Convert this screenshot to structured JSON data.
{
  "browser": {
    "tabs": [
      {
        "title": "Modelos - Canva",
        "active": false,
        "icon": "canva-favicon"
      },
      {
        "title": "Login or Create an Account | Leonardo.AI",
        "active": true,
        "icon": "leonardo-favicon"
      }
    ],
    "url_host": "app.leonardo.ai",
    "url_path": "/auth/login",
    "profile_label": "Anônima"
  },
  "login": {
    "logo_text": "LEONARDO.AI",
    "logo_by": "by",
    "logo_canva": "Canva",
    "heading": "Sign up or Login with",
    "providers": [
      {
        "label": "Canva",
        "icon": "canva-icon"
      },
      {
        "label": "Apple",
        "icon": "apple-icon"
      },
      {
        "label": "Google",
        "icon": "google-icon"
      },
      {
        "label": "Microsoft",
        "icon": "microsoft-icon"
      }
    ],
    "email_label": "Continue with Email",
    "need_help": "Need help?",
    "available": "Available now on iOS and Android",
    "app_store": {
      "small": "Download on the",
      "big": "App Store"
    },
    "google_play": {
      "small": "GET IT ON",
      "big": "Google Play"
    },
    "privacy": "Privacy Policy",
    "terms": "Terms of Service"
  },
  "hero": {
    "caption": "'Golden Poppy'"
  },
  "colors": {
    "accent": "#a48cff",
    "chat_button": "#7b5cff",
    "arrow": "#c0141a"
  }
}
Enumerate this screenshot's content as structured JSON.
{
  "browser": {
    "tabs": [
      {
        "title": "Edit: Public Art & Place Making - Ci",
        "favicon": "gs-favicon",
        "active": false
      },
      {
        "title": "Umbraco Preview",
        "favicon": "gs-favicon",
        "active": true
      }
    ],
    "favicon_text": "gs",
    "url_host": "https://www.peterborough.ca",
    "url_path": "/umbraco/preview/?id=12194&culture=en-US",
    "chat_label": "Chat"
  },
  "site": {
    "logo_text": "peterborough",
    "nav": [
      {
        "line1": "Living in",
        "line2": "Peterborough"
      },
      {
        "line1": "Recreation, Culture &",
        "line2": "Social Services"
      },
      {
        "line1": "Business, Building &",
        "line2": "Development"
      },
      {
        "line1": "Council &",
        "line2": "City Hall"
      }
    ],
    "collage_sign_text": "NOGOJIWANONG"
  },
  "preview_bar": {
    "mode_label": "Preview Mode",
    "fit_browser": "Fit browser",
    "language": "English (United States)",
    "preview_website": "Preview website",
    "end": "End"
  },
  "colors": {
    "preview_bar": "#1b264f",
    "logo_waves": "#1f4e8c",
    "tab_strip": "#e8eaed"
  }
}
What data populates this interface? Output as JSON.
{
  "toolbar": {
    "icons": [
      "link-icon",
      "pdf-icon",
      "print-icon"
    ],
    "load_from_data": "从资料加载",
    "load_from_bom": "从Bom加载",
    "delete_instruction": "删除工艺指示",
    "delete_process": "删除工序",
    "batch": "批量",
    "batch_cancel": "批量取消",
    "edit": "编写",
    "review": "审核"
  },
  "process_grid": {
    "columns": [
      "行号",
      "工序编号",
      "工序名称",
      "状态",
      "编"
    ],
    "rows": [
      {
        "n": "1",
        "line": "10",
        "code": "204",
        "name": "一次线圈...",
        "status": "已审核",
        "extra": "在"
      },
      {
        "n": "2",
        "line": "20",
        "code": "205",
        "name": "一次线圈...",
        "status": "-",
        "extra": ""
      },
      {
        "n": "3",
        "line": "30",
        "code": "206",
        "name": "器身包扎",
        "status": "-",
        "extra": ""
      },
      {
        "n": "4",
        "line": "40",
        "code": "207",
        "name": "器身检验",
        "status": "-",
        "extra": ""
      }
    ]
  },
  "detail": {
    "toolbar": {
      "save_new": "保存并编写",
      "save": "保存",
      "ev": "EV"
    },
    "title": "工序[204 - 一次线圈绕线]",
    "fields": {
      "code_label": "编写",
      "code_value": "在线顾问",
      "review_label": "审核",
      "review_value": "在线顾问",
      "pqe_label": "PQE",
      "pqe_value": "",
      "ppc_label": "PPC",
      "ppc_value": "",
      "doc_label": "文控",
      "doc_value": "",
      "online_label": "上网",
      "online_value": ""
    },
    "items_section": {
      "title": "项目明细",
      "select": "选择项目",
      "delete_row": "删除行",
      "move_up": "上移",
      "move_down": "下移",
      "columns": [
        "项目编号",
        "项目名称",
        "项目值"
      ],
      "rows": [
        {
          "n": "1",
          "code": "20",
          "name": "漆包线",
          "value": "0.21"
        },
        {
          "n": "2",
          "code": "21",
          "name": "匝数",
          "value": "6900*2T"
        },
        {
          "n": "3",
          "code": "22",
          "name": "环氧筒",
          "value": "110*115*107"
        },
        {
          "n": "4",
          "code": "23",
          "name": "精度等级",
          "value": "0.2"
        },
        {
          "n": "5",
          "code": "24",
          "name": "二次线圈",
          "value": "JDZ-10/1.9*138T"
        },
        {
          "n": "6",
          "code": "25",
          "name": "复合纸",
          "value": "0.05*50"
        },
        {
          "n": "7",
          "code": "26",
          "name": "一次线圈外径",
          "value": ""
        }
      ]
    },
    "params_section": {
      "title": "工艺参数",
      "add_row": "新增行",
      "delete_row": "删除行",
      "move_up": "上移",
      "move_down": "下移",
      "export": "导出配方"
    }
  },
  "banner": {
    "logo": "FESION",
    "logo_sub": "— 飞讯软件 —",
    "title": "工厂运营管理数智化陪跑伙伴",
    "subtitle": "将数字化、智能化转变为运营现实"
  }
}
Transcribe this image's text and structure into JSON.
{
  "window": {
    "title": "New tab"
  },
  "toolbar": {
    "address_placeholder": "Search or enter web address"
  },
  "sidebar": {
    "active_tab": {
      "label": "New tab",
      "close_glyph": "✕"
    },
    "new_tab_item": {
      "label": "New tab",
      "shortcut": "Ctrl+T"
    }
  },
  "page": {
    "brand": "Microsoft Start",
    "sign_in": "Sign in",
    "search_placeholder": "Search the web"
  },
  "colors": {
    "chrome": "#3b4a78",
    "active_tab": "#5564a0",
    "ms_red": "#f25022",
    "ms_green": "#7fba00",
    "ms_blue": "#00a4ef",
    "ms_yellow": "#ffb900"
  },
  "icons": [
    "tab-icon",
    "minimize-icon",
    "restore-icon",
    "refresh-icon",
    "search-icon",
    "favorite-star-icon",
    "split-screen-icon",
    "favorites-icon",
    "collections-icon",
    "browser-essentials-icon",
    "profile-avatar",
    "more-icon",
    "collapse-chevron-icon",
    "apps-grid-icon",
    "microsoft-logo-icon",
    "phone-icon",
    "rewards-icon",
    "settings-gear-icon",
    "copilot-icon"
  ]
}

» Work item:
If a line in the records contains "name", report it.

» Solution for this exercise:
        "name": "一次线圈...",
        "name": "一次线圈...",
        "name": "器身包扎",
        "name": "器身检验",
          "name": "漆包线",
          "name": "匝数",
          "name": "环氧筒",
          "name": "精度等级",
          "name": "二次线圈",
          "name": "复合纸",
          "name": "一次线圈外径",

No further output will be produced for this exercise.